⟨
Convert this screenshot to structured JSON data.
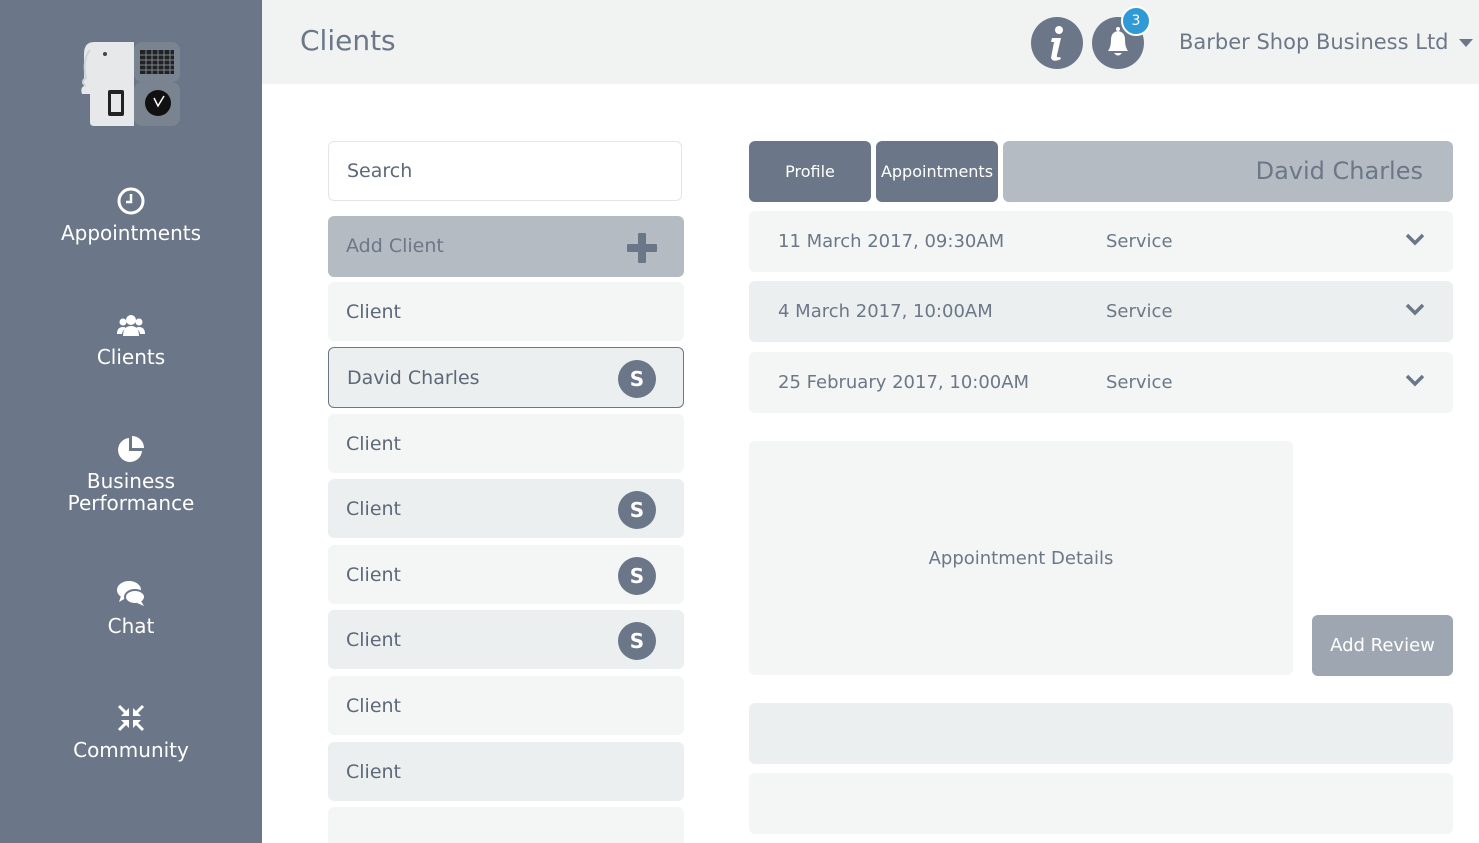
{
  "sidebar": {
    "logo_icon": "elephant-devices-logo",
    "items": [
      {
        "label": "Appointments",
        "icon": "clock-icon"
      },
      {
        "label": "Clients",
        "icon": "users-icon"
      },
      {
        "label": "Business\nPerformance",
        "label_line1": "Business",
        "label_line2": "Performance",
        "icon": "pie-chart-icon"
      },
      {
        "label": "Chat",
        "icon": "chat-bubbles-icon"
      },
      {
        "label": "Community",
        "icon": "compress-arrows-icon"
      }
    ]
  },
  "header": {
    "title": "Clients",
    "info_icon": "info-icon",
    "notifications_icon": "bell-icon",
    "notification_count": "3",
    "business_name": "Barber Shop Business Ltd"
  },
  "client_list": {
    "search_placeholder": "Search",
    "add_client_label": "Add Client",
    "rows": [
      {
        "label": "Client",
        "badge": ""
      },
      {
        "label": "David Charles",
        "badge": "S"
      },
      {
        "label": "Client",
        "badge": ""
      },
      {
        "label": "Client",
        "badge": "S"
      },
      {
        "label": "Client",
        "badge": "S"
      },
      {
        "label": "Client",
        "badge": "S"
      },
      {
        "label": "Client",
        "badge": ""
      },
      {
        "label": "Client",
        "badge": ""
      }
    ]
  },
  "detail": {
    "tabs": [
      {
        "label": "Profile"
      },
      {
        "label": "Appointments"
      }
    ],
    "client_name": "David Charles",
    "appointments": [
      {
        "date": "11 March 2017, 09:30AM",
        "service": "Service"
      },
      {
        "date": "4 March 2017, 10:00AM",
        "service": "Service"
      },
      {
        "date": "25 February 2017, 10:00AM",
        "service": "Service"
      }
    ],
    "details_label": "Appointment Details",
    "add_review_label": "Add Review"
  },
  "colors": {
    "sidebar": "#6b7788",
    "accent_badge": "#2f9ad6",
    "text": "#6c7787"
  }
}
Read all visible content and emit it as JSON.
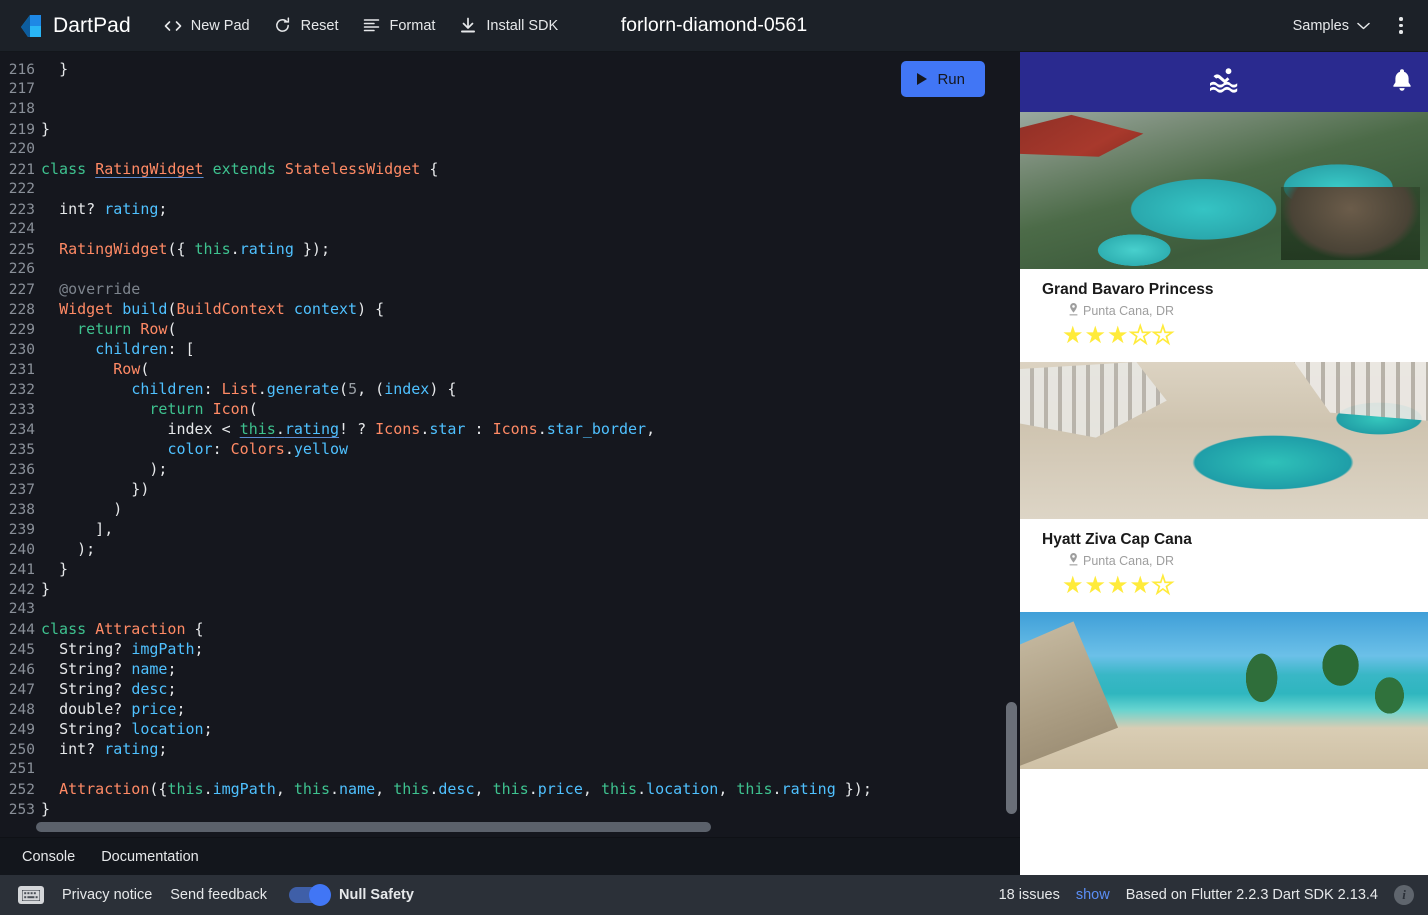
{
  "header": {
    "brand": "DartPad",
    "nav": [
      {
        "label": "New Pad",
        "icon": "code-brackets-icon"
      },
      {
        "label": "Reset",
        "icon": "refresh-icon"
      },
      {
        "label": "Format",
        "icon": "format-lines-icon"
      },
      {
        "label": "Install SDK",
        "icon": "download-icon"
      }
    ],
    "pad_title": "forlorn-diamond-0561",
    "samples_label": "Samples",
    "more_label": "More actions"
  },
  "editor": {
    "run_label": "Run",
    "first_line": 216,
    "lines": [
      {
        "n": 216,
        "tokens": [
          {
            "t": "  ",
            "c": "plain"
          },
          {
            "t": "}",
            "c": "plain"
          }
        ]
      },
      {
        "n": 217,
        "tokens": []
      },
      {
        "n": 218,
        "tokens": []
      },
      {
        "n": 219,
        "tokens": [
          {
            "t": "}",
            "c": "plain"
          }
        ]
      },
      {
        "n": 220,
        "tokens": []
      },
      {
        "n": 221,
        "tokens": [
          {
            "t": "class ",
            "c": "kw"
          },
          {
            "t": "RatingWidget",
            "c": "type und"
          },
          {
            "t": " ",
            "c": "plain"
          },
          {
            "t": "extends ",
            "c": "kw"
          },
          {
            "t": "StatelessWidget",
            "c": "type"
          },
          {
            "t": " {",
            "c": "plain"
          }
        ]
      },
      {
        "n": 222,
        "tokens": []
      },
      {
        "n": 223,
        "tokens": [
          {
            "t": "  ",
            "c": "plain"
          },
          {
            "t": "int?",
            "c": "plain"
          },
          {
            "t": " ",
            "c": "plain"
          },
          {
            "t": "rating",
            "c": "var"
          },
          {
            "t": ";",
            "c": "plain"
          }
        ]
      },
      {
        "n": 224,
        "tokens": []
      },
      {
        "n": 225,
        "tokens": [
          {
            "t": "  ",
            "c": "plain"
          },
          {
            "t": "RatingWidget",
            "c": "type"
          },
          {
            "t": "({ ",
            "c": "plain"
          },
          {
            "t": "this",
            "c": "kw"
          },
          {
            "t": ".",
            "c": "plain"
          },
          {
            "t": "rating",
            "c": "var"
          },
          {
            "t": " });",
            "c": "plain"
          }
        ]
      },
      {
        "n": 226,
        "tokens": []
      },
      {
        "n": 227,
        "tokens": [
          {
            "t": "  ",
            "c": "plain"
          },
          {
            "t": "@override",
            "c": "cmt"
          }
        ]
      },
      {
        "n": 228,
        "tokens": [
          {
            "t": "  ",
            "c": "plain"
          },
          {
            "t": "Widget",
            "c": "type"
          },
          {
            "t": " ",
            "c": "plain"
          },
          {
            "t": "build",
            "c": "var"
          },
          {
            "t": "(",
            "c": "plain"
          },
          {
            "t": "BuildContext",
            "c": "type"
          },
          {
            "t": " ",
            "c": "plain"
          },
          {
            "t": "context",
            "c": "var"
          },
          {
            "t": ") {",
            "c": "plain"
          }
        ]
      },
      {
        "n": 229,
        "tokens": [
          {
            "t": "    ",
            "c": "plain"
          },
          {
            "t": "return ",
            "c": "kw"
          },
          {
            "t": "Row",
            "c": "type"
          },
          {
            "t": "(",
            "c": "plain"
          }
        ]
      },
      {
        "n": 230,
        "tokens": [
          {
            "t": "      ",
            "c": "plain"
          },
          {
            "t": "children",
            "c": "var"
          },
          {
            "t": ": [",
            "c": "plain"
          }
        ]
      },
      {
        "n": 231,
        "tokens": [
          {
            "t": "        ",
            "c": "plain"
          },
          {
            "t": "Row",
            "c": "type"
          },
          {
            "t": "(",
            "c": "plain"
          }
        ]
      },
      {
        "n": 232,
        "tokens": [
          {
            "t": "          ",
            "c": "plain"
          },
          {
            "t": "children",
            "c": "var"
          },
          {
            "t": ": ",
            "c": "plain"
          },
          {
            "t": "List",
            "c": "type"
          },
          {
            "t": ".",
            "c": "plain"
          },
          {
            "t": "generate",
            "c": "var"
          },
          {
            "t": "(",
            "c": "plain"
          },
          {
            "t": "5",
            "c": "num"
          },
          {
            "t": ", (",
            "c": "plain"
          },
          {
            "t": "index",
            "c": "var"
          },
          {
            "t": ") {",
            "c": "plain"
          }
        ]
      },
      {
        "n": 233,
        "tokens": [
          {
            "t": "            ",
            "c": "plain"
          },
          {
            "t": "return ",
            "c": "kw"
          },
          {
            "t": "Icon",
            "c": "type"
          },
          {
            "t": "(",
            "c": "plain"
          }
        ]
      },
      {
        "n": 234,
        "tokens": [
          {
            "t": "              ",
            "c": "plain"
          },
          {
            "t": "index",
            "c": "plain"
          },
          {
            "t": " < ",
            "c": "plain"
          },
          {
            "t": "this",
            "c": "kw und"
          },
          {
            "t": ".",
            "c": "plain und"
          },
          {
            "t": "rating",
            "c": "var und"
          },
          {
            "t": "! ? ",
            "c": "plain"
          },
          {
            "t": "Icons",
            "c": "type"
          },
          {
            "t": ".",
            "c": "plain"
          },
          {
            "t": "star",
            "c": "var"
          },
          {
            "t": " : ",
            "c": "plain"
          },
          {
            "t": "Icons",
            "c": "type"
          },
          {
            "t": ".",
            "c": "plain"
          },
          {
            "t": "star_border",
            "c": "var"
          },
          {
            "t": ",",
            "c": "plain"
          }
        ]
      },
      {
        "n": 235,
        "tokens": [
          {
            "t": "              ",
            "c": "plain"
          },
          {
            "t": "color",
            "c": "var"
          },
          {
            "t": ": ",
            "c": "plain"
          },
          {
            "t": "Colors",
            "c": "type"
          },
          {
            "t": ".",
            "c": "plain"
          },
          {
            "t": "yellow",
            "c": "var"
          }
        ]
      },
      {
        "n": 236,
        "tokens": [
          {
            "t": "            );",
            "c": "plain"
          }
        ]
      },
      {
        "n": 237,
        "tokens": [
          {
            "t": "          })",
            "c": "plain"
          }
        ]
      },
      {
        "n": 238,
        "tokens": [
          {
            "t": "        )",
            "c": "plain"
          }
        ]
      },
      {
        "n": 239,
        "tokens": [
          {
            "t": "      ],",
            "c": "plain"
          }
        ]
      },
      {
        "n": 240,
        "tokens": [
          {
            "t": "    );",
            "c": "plain"
          }
        ]
      },
      {
        "n": 241,
        "tokens": [
          {
            "t": "  }",
            "c": "plain"
          }
        ]
      },
      {
        "n": 242,
        "tokens": [
          {
            "t": "}",
            "c": "plain"
          }
        ]
      },
      {
        "n": 243,
        "tokens": []
      },
      {
        "n": 244,
        "tokens": [
          {
            "t": "class ",
            "c": "kw"
          },
          {
            "t": "Attraction",
            "c": "type"
          },
          {
            "t": " {",
            "c": "plain"
          }
        ]
      },
      {
        "n": 245,
        "tokens": [
          {
            "t": "  ",
            "c": "plain"
          },
          {
            "t": "String?",
            "c": "plain"
          },
          {
            "t": " ",
            "c": "plain"
          },
          {
            "t": "imgPath",
            "c": "var"
          },
          {
            "t": ";",
            "c": "plain"
          }
        ]
      },
      {
        "n": 246,
        "tokens": [
          {
            "t": "  ",
            "c": "plain"
          },
          {
            "t": "String?",
            "c": "plain"
          },
          {
            "t": " ",
            "c": "plain"
          },
          {
            "t": "name",
            "c": "var"
          },
          {
            "t": ";",
            "c": "plain"
          }
        ]
      },
      {
        "n": 247,
        "tokens": [
          {
            "t": "  ",
            "c": "plain"
          },
          {
            "t": "String?",
            "c": "plain"
          },
          {
            "t": " ",
            "c": "plain"
          },
          {
            "t": "desc",
            "c": "var"
          },
          {
            "t": ";",
            "c": "plain"
          }
        ]
      },
      {
        "n": 248,
        "tokens": [
          {
            "t": "  ",
            "c": "plain"
          },
          {
            "t": "double?",
            "c": "plain"
          },
          {
            "t": " ",
            "c": "plain"
          },
          {
            "t": "price",
            "c": "var"
          },
          {
            "t": ";",
            "c": "plain"
          }
        ]
      },
      {
        "n": 249,
        "tokens": [
          {
            "t": "  ",
            "c": "plain"
          },
          {
            "t": "String?",
            "c": "plain"
          },
          {
            "t": " ",
            "c": "plain"
          },
          {
            "t": "location",
            "c": "var"
          },
          {
            "t": ";",
            "c": "plain"
          }
        ]
      },
      {
        "n": 250,
        "tokens": [
          {
            "t": "  ",
            "c": "plain"
          },
          {
            "t": "int?",
            "c": "plain"
          },
          {
            "t": " ",
            "c": "plain"
          },
          {
            "t": "rating",
            "c": "var"
          },
          {
            "t": ";",
            "c": "plain"
          }
        ]
      },
      {
        "n": 251,
        "tokens": []
      },
      {
        "n": 252,
        "tokens": [
          {
            "t": "  ",
            "c": "plain"
          },
          {
            "t": "Attraction",
            "c": "type"
          },
          {
            "t": "({",
            "c": "plain"
          },
          {
            "t": "this",
            "c": "kw"
          },
          {
            "t": ".",
            "c": "plain"
          },
          {
            "t": "imgPath",
            "c": "var"
          },
          {
            "t": ", ",
            "c": "plain"
          },
          {
            "t": "this",
            "c": "kw"
          },
          {
            "t": ".",
            "c": "plain"
          },
          {
            "t": "name",
            "c": "var"
          },
          {
            "t": ", ",
            "c": "plain"
          },
          {
            "t": "this",
            "c": "kw"
          },
          {
            "t": ".",
            "c": "plain"
          },
          {
            "t": "desc",
            "c": "var"
          },
          {
            "t": ", ",
            "c": "plain"
          },
          {
            "t": "this",
            "c": "kw"
          },
          {
            "t": ".",
            "c": "plain"
          },
          {
            "t": "price",
            "c": "var"
          },
          {
            "t": ", ",
            "c": "plain"
          },
          {
            "t": "this",
            "c": "kw"
          },
          {
            "t": ".",
            "c": "plain"
          },
          {
            "t": "location",
            "c": "var"
          },
          {
            "t": ", ",
            "c": "plain"
          },
          {
            "t": "this",
            "c": "kw"
          },
          {
            "t": ".",
            "c": "plain"
          },
          {
            "t": "rating",
            "c": "var"
          },
          {
            "t": " });",
            "c": "plain"
          }
        ]
      },
      {
        "n": 253,
        "tokens": [
          {
            "t": "}",
            "c": "plain"
          }
        ]
      }
    ]
  },
  "console_tabs": [
    {
      "label": "Console"
    },
    {
      "label": "Documentation"
    }
  ],
  "preview": {
    "appbar": {
      "bg": "#2a2a8f",
      "center_icon": "pool-swimmer-icon",
      "action_icon": "bell-icon"
    },
    "cards": [
      {
        "title": "Grand Bavaro Princess",
        "location": "Punta Cana, DR",
        "rating": 3,
        "max_rating": 5,
        "image_alt": "aerial view of resort pool with red-roofed building and palm trees"
      },
      {
        "title": "Hyatt Ziva Cap Cana",
        "location": "Punta Cana, DR",
        "rating": 4,
        "max_rating": 5,
        "image_alt": "aerial view of white resort buildings around a lagoon pool"
      },
      {
        "title": "",
        "location": "",
        "rating": 0,
        "max_rating": 5,
        "image_alt": "beach with thatched roof bar, pier and turquoise sea"
      }
    ],
    "star_color": "#ffeb3b"
  },
  "statusbar": {
    "keyboard_icon": "keyboard-icon",
    "privacy_label": "Privacy notice",
    "feedback_label": "Send feedback",
    "null_safety_label": "Null Safety",
    "null_safety_on": true,
    "issues_text": "18 issues",
    "show_label": "show",
    "version_text": "Based on Flutter 2.2.3 Dart SDK 2.13.4",
    "info_icon": "info-icon"
  },
  "colors": {
    "accent_blue": "#4176f5",
    "header_bg": "#1c2128",
    "editor_bg": "#15171e",
    "statusbar_bg": "#2b3038",
    "appbar_indigo": "#2a2a8f"
  }
}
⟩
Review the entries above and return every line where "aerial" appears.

        "image_alt": "aerial view of resort pool with red-roofed building and palm trees"
        "image_alt": "aerial view of white resort buildings around a lagoon pool"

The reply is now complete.